    There are 285 million blind and visually impaired people in the world who are unable to enjoy visual art at a museum. One New York photographer is trying to fix this situation by making tangible copies of the world’s masterpieces. VOA correspondent Victoria Kupchinetsky was there as visually impaired people got a feel for great art. Joy Wagner narrates her report.
    Video

    Video German Artists to Memorialize Refugees With Life Jacket Exhibit

    Sold in every kind of shop in some Turkish port towns, life jackets have become a symbol of the refugee crisis that brought a million people to Europe in 2015.  On the shores of Lesbos, Greece, German artists collect discarded life jackets as they prepare an art installation they plan to display in Germany.  For VOA, Hamada Elrasam has this report from Lesbos, Greece.
    Video

    Video E-readers Help Ease Africa's Book Shortage

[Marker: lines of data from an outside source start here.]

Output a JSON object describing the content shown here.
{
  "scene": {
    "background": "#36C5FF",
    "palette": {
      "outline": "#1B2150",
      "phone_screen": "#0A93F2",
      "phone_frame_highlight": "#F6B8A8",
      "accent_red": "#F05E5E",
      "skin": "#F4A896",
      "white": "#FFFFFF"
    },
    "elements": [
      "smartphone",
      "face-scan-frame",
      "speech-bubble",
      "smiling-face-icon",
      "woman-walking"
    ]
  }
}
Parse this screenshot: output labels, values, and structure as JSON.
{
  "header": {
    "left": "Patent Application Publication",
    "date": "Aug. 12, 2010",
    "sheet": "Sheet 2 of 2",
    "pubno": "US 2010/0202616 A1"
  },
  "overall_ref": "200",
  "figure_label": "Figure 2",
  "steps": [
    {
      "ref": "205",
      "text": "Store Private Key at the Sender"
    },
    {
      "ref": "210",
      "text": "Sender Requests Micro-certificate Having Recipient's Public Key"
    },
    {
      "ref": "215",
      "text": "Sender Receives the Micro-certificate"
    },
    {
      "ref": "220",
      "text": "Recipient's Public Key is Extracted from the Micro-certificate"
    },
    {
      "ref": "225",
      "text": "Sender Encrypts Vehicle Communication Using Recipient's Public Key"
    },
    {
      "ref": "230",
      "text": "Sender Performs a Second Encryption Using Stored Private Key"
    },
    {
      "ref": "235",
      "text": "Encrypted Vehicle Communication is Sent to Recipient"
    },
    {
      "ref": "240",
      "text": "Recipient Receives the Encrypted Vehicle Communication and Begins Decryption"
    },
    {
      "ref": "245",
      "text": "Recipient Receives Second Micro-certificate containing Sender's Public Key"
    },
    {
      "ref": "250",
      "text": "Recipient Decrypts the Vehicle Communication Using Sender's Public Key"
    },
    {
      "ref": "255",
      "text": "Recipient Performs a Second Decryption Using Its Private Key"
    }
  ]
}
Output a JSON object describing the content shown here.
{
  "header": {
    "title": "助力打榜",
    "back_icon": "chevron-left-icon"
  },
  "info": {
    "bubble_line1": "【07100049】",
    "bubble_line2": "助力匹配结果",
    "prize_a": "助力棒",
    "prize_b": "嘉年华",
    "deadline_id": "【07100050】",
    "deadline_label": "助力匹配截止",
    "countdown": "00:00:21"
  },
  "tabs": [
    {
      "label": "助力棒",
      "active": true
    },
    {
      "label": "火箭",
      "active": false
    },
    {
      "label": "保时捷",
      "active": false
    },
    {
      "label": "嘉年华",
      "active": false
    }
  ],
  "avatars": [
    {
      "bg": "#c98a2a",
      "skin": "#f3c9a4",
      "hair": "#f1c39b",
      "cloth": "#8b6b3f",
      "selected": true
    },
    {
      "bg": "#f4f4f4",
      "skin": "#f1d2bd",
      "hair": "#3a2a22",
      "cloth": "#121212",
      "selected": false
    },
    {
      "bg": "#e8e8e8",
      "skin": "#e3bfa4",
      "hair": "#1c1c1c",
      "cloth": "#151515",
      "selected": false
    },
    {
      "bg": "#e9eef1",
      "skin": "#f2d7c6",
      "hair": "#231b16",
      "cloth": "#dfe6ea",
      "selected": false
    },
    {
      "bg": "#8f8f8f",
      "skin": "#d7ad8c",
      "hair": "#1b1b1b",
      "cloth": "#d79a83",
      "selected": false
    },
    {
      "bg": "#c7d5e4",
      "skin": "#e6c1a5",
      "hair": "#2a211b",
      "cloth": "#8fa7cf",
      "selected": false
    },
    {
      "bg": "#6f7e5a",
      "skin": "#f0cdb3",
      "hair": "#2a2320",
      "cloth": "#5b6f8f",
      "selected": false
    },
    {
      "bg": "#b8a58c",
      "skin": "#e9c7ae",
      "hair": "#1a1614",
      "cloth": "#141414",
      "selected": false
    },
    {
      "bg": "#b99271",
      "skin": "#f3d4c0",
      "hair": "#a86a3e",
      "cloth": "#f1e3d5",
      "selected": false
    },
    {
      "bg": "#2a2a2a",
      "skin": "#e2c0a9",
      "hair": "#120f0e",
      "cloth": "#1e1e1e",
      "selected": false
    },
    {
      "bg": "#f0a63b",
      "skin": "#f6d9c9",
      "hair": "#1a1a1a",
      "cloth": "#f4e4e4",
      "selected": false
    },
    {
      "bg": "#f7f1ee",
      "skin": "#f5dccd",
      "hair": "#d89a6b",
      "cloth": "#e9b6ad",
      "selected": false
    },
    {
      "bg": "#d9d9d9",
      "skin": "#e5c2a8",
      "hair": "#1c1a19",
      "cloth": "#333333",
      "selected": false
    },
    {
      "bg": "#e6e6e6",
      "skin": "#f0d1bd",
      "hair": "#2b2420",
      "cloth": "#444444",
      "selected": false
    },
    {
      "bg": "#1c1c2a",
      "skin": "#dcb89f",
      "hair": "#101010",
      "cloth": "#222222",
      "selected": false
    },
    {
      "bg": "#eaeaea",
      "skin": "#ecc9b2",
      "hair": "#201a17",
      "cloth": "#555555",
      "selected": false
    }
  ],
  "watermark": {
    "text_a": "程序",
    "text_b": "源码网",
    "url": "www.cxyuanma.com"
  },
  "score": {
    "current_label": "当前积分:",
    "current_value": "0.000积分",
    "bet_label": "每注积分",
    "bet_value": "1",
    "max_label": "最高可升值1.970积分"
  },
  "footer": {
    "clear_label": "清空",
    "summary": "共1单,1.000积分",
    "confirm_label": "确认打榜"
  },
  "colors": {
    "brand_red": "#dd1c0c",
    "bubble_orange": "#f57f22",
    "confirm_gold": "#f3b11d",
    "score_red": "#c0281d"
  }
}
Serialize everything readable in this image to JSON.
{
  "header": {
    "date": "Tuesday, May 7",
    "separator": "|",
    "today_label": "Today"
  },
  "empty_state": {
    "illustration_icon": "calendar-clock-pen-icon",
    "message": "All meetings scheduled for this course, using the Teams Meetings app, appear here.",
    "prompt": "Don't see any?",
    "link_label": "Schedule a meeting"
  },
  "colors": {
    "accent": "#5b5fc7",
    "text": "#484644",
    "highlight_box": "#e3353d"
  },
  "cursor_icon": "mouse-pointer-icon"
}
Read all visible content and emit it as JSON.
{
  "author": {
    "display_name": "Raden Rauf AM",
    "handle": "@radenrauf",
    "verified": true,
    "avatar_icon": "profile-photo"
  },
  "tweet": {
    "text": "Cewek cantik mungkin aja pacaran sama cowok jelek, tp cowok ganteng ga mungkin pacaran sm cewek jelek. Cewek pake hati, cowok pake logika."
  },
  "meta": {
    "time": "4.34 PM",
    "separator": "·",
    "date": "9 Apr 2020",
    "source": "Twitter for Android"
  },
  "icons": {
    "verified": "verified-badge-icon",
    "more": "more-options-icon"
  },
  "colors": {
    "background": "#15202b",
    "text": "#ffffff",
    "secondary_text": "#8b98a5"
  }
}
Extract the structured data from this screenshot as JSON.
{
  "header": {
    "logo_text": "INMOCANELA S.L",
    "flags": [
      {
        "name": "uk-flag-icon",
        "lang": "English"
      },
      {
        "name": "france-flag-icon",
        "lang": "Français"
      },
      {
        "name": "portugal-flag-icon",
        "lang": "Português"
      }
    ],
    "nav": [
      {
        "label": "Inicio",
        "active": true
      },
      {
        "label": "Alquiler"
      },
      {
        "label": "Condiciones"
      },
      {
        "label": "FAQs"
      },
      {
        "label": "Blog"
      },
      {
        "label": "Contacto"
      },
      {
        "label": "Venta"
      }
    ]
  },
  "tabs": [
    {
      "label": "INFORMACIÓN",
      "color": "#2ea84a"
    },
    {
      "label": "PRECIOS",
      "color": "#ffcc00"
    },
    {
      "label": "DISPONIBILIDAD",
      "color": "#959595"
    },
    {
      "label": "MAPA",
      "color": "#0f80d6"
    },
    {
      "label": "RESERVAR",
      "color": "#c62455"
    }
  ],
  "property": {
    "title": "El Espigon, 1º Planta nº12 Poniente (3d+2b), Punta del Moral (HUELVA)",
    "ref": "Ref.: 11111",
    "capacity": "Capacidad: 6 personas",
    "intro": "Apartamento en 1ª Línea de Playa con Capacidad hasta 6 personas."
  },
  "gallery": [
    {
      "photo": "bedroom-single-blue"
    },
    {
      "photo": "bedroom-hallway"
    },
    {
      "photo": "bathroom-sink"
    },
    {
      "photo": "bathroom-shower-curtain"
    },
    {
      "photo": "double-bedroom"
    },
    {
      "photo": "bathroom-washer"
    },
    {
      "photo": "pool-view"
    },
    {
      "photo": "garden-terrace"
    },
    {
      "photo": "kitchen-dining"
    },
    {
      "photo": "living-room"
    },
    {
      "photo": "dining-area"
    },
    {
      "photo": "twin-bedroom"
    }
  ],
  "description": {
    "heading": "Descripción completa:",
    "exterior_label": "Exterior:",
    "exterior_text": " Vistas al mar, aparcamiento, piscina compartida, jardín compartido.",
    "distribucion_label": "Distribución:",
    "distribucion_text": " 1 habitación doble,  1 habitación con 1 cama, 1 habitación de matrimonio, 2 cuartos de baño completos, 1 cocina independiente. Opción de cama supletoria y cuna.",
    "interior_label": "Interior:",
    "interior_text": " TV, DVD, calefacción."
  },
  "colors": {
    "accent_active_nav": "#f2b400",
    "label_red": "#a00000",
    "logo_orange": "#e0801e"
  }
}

    Millions of people in Africa can't read, and there's a chronic shortage of books. A non-profit organization called Worldreader is trying to help change all that one e-reader at a time. VOA’s Deborah Block tells us about a girls' school in Nairobi, Kenya where Worldreader is making a difference.
    Video

    Video Genius Lets World Share Its Knowledge

    Inspired by crowdsourcing companies like Wikipedia, Genius allows anyone to edit anything on the web, using its web annotation tool
    Video

    Video In Philippines, Mixed Feelings About Greater US Military Presence

    In the Philippines, some who will be directly affected by a recent Supreme Court decision clearing the way for more United States troop visits are having mixed reactions.  The increased rotations come at a time when the Philippines is trying to build up its military in the face of growing maritime assertiveness from China.  From Bahile, Palawan on the coast of the South China Sea, Simone Orendain has this story.